North Korea claims that about 800,000 of its citizens volunteered to join or reenlist in the nation’s military to fight against the United States, Reuters reports.

“The Infowars conspiracy broadcaster Alex Jones, who faces more than $1.4 billion in legal damages for defaming the families of the Sandy Hook shooting victims, has devised a new way to taunt them: wriggling out of paying them the money they are owed,” the New York Times reports.

“Mr. Jones, who has an estimated net worth as high as $270 million, declared both business and personal bankruptcy last year as the families won historic verdicts in two lawsuits over his lies about the 2012 shooting that killed 20 first graders and six educators at Sandy Hook Elementary School in Newtown, Conn.”

Elizabeth Bird, writing for the Tampa Bay Times, about opportunistic Republican politicians making villains out of drag artists.

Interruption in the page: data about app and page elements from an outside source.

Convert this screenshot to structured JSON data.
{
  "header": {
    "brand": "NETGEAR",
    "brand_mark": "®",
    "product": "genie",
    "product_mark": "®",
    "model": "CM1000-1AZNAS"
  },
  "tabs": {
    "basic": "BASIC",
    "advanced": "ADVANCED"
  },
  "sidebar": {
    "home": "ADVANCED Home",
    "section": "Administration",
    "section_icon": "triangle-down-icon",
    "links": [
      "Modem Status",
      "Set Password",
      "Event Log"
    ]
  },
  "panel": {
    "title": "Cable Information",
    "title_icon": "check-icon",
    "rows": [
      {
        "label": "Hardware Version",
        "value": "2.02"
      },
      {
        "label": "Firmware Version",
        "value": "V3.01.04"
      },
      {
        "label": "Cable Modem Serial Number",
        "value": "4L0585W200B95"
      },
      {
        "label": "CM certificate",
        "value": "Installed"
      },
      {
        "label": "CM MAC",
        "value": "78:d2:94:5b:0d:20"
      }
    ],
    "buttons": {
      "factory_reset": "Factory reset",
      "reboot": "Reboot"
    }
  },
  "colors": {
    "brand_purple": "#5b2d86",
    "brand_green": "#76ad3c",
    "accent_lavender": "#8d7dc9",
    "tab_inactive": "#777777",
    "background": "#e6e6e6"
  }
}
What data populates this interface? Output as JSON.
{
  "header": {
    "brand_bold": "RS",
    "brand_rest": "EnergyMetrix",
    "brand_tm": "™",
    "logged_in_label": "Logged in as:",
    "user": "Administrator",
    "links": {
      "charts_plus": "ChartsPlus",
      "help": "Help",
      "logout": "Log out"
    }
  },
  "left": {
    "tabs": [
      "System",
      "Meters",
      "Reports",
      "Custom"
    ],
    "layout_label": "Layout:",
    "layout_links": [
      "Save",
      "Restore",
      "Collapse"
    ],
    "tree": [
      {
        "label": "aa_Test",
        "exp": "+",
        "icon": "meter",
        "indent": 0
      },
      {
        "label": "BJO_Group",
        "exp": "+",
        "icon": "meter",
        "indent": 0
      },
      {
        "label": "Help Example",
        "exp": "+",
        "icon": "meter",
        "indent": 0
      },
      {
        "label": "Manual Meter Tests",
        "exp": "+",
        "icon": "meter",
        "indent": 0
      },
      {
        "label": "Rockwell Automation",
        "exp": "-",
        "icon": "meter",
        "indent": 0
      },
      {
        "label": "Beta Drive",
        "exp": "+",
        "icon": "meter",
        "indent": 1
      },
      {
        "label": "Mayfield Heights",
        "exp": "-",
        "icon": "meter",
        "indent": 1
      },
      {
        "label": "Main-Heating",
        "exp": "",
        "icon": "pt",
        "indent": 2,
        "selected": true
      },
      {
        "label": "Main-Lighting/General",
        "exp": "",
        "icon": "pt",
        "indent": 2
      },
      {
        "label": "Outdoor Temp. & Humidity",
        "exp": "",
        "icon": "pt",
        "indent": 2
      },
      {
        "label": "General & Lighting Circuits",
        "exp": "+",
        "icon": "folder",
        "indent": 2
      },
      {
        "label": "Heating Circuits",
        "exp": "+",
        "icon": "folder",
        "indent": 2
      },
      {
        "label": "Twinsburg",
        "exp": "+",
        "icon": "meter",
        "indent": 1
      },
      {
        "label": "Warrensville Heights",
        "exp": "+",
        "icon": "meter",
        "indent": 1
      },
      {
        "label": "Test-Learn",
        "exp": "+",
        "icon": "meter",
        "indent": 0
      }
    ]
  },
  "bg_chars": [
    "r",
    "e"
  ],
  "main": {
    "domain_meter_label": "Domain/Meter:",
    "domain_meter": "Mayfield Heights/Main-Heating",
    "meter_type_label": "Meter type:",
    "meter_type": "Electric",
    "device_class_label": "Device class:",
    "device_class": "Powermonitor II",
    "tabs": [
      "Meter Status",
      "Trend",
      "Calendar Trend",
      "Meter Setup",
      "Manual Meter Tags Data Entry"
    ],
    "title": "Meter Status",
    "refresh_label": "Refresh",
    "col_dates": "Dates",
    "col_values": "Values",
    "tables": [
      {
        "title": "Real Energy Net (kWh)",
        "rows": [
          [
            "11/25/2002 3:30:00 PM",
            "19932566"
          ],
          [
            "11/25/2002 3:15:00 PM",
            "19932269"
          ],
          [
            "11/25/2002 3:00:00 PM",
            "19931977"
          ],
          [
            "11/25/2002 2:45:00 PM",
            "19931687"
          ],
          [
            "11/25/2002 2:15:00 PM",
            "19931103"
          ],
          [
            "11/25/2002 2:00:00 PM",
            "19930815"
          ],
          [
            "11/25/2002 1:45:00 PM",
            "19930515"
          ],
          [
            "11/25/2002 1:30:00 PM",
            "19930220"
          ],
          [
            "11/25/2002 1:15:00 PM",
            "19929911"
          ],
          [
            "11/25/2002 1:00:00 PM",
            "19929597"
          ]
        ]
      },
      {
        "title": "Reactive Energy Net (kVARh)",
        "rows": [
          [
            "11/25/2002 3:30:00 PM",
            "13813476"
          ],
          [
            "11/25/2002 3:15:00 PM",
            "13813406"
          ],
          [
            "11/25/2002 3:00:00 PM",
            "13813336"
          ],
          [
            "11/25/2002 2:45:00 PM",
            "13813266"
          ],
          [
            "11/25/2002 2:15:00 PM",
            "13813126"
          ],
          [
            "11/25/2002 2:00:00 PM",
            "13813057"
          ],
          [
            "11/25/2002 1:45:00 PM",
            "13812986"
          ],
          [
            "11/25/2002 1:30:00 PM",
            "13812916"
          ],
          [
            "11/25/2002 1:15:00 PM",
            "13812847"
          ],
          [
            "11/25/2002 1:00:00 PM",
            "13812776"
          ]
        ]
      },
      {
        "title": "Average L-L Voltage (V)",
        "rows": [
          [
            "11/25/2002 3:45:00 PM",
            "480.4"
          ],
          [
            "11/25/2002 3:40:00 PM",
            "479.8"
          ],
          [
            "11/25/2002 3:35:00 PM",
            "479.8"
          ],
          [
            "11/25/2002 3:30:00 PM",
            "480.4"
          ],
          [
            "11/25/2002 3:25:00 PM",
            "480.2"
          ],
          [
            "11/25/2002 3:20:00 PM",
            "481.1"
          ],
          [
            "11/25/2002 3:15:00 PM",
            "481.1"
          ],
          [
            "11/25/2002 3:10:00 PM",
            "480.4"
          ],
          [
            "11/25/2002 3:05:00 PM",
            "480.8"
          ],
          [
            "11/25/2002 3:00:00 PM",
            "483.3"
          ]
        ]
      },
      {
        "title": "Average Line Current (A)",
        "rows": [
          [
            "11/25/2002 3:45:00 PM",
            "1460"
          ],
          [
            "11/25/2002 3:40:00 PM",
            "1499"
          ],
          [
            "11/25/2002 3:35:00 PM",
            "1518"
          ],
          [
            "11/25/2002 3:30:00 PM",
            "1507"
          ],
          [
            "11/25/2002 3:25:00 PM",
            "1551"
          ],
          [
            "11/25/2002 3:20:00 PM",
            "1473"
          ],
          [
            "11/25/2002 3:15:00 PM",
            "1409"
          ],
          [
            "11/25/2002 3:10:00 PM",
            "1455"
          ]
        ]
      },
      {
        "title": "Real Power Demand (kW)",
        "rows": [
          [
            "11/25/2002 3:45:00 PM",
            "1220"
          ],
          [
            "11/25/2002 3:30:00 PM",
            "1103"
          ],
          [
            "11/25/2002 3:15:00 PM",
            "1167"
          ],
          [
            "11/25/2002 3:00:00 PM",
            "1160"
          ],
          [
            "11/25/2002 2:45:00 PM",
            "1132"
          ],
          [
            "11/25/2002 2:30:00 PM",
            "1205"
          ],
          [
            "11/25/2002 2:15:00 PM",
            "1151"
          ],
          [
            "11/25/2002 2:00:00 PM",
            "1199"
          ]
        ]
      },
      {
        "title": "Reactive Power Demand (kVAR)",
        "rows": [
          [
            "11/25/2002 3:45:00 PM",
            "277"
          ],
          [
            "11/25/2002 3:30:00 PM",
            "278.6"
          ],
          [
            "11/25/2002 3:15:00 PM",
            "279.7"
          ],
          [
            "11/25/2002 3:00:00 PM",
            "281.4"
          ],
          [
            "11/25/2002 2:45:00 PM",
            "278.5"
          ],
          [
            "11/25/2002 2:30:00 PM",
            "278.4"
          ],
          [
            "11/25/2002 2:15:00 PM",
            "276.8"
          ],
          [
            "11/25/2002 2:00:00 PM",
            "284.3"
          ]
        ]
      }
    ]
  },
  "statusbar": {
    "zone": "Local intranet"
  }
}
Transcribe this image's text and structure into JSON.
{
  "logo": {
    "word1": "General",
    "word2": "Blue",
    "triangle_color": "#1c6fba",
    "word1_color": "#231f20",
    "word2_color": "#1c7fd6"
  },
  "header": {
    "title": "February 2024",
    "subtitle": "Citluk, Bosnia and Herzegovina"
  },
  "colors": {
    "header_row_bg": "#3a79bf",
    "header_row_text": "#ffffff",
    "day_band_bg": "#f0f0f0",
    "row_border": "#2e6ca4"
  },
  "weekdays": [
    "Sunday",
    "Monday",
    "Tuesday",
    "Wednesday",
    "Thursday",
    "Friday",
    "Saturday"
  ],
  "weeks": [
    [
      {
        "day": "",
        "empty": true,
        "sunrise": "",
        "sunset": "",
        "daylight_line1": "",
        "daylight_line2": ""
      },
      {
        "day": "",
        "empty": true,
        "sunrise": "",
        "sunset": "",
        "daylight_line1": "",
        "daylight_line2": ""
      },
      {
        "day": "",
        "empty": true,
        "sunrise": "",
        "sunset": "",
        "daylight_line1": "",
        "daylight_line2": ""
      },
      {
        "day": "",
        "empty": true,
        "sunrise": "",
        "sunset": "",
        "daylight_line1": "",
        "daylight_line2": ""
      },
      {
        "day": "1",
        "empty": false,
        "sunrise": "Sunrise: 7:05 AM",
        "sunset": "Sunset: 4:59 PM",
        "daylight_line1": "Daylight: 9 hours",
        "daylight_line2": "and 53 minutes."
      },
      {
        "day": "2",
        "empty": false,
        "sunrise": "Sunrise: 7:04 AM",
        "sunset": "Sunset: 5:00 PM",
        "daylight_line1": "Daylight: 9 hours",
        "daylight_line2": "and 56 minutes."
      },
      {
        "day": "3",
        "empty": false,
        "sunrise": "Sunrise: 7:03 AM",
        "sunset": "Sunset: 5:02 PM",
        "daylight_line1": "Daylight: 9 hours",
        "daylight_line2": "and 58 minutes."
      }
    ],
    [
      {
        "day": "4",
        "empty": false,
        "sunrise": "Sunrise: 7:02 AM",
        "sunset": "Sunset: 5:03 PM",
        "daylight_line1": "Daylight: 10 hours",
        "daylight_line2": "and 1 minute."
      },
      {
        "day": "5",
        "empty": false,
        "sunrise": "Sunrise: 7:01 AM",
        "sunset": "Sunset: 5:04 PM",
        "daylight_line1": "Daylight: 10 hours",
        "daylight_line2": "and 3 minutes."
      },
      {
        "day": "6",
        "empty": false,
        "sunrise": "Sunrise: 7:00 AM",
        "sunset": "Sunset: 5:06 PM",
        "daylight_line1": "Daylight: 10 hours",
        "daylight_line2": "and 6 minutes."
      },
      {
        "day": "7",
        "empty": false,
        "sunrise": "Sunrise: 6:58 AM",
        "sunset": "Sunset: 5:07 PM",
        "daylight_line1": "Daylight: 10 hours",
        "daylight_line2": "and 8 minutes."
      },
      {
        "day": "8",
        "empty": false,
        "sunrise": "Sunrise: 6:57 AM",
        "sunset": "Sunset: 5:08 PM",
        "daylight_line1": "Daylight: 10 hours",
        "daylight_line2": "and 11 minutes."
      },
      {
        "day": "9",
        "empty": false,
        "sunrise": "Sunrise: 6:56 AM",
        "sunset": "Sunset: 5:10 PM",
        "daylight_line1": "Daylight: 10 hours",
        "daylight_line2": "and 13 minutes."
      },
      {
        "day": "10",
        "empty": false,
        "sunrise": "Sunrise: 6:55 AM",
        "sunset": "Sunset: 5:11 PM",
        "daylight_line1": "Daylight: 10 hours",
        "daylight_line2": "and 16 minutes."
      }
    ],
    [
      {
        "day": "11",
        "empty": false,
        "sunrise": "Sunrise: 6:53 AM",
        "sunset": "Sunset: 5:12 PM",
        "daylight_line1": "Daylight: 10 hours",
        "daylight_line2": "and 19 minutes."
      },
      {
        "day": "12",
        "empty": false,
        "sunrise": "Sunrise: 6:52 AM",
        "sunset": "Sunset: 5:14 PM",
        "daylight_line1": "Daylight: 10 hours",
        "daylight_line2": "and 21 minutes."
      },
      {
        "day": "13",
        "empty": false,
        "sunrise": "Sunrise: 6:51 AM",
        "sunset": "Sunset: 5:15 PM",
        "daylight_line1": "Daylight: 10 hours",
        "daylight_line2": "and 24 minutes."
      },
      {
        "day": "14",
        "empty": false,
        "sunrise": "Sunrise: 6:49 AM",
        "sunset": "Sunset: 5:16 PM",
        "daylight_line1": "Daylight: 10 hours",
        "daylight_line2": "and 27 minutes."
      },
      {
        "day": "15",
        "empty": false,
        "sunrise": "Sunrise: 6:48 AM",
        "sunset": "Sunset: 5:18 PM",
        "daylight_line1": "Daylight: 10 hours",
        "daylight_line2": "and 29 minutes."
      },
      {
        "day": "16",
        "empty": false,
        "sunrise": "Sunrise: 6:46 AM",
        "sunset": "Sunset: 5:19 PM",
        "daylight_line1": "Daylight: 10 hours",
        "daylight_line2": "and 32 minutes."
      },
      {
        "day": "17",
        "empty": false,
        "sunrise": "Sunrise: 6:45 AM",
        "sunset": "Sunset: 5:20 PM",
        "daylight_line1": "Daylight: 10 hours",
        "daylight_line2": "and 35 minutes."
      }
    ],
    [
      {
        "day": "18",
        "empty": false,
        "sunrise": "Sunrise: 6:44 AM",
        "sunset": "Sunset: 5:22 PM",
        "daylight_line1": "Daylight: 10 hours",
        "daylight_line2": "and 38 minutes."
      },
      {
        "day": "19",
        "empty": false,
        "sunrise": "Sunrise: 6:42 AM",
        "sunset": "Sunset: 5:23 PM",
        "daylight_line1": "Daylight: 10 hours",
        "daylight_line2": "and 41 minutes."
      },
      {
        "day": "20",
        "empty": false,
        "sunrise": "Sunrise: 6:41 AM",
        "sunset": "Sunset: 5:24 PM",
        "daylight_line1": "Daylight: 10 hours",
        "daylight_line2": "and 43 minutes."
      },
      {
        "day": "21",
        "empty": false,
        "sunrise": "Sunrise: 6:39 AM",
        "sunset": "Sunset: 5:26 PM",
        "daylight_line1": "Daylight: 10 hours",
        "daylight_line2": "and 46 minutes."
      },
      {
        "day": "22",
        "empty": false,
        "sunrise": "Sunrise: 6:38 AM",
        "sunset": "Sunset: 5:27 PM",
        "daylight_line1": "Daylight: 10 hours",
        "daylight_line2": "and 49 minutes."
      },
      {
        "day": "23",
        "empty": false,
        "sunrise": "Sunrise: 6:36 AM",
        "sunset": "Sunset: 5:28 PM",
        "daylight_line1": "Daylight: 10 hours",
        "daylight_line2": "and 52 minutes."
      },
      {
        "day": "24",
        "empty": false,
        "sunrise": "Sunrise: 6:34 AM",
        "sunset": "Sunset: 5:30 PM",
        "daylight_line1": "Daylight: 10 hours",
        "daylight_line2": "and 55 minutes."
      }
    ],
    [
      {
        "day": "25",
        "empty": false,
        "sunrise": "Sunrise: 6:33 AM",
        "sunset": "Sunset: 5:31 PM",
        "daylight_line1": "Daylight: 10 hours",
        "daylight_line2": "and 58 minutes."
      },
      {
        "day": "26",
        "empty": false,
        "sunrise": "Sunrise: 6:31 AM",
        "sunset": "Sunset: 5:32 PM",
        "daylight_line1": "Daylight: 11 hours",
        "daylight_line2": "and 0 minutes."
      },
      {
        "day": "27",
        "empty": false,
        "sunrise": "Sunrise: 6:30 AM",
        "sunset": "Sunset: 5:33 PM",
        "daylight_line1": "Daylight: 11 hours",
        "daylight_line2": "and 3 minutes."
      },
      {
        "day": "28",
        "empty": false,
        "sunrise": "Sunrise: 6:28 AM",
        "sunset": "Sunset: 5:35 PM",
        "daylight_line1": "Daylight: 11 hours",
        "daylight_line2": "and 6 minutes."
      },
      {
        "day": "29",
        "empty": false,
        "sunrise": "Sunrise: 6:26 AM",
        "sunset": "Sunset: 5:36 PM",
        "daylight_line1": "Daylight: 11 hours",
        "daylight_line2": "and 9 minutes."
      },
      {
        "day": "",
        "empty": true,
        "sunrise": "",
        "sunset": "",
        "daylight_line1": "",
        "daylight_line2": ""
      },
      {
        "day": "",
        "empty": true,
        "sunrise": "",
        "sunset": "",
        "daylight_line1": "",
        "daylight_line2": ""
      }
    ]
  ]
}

“When Danny La Rue glided onto the stage at the annual Royal Variety Performance in front of Queen Elizabeth II and a nationwide family TV audience, he was one of Britain’s most popular entertainers. Fabulous in full makeup, form-fitting gown and sky-high wig, he launched into a series of affectionate homages to show biz legends, each with a more lavish and glittering outfit.

Her Majesty reportedly complimented him: “My gosh, your costume changes were fantastic. I only wish I could dress as quickly as you.” The year was 1969.[…]

Since La Rue, drag artists have been beloved figures in British entertainment, and it seemed the same was quietly happening this side of the pond, with the rise of RuPaul and other mainstream artists.

And yet here we are — watching the stunning demonization of drag by opportunistic politicians and hard-right activists. Republican legislators seem to be competing to file the most draconian bills, ostensibly aimed at activities like drag queen story hours, but extending to any public performances where minors might be present. Tennessee’s governor signed the first law, banning cross-gender impersonators who appeal to a “prurient interest.” It’s unclear how it will be applied, but lawbreakers face criminal penalties.”

Margaret Sullivan of the Guardian is disgusted by Fox News attempts to defend itself by relying on first amendment protections.

“As it tries to defend itself against the accusation that it knowingly spread lies about the 2020 presidential election, Fox News has touted some lofty notions about the role of journalism in a democratic society.

“There will be a lot of noise and confusion generated by Dominion and their opportunistic private equity owners,” said a recent company statement, “but the core of this case remains about freedom of the press and freedom of speech, which are fundamental rights afforded by the Constitution and protected by New York Times v Sullivan.” […]

Don’t get me wrong. I believe press rights belong to a wide spectrum of media organizations, whatever their political leanings.

But Fox’s reliance on first amendment protections – while part of a legal strategy that may prove successful in court – is the height of hypocrisy. America’s founders believed it was essential that American citizens be well-informed about the behavior of public officials and other powerful entities, and thus be capable of self-governance.”

“Republican legislators in Kentucky passed an anti-transgender bill that would allow teachers to misgender their students and bans gender-affirming care for transgender youth in what advocates called the latest among a string of GOP-pushed anti-transgender legislation,” the Washington Post reports.

“The new bill not only forbids trans youth from receiving gender-affirming care, a practice that professional medical associations have deemed safe and effective for children with gender dysphoria, but takes it a step further by mandating doctors set a timeline to de-transition children already taking puberty blockers or undergoing hormone therapy.”

Donald Trump and E. Jean Carroll have agreed to a single trial on whether Trump defamed the former Elle magazine columnist by denying he raped her in the mid-1990s, Reuters reports.

Delaware politics from a liberal, progressive and Democratic perspective. Keep Delaware Blue.

0 comments on “Cup of Joe – March 20, 2023

Leave a Reply

%d bloggers like this: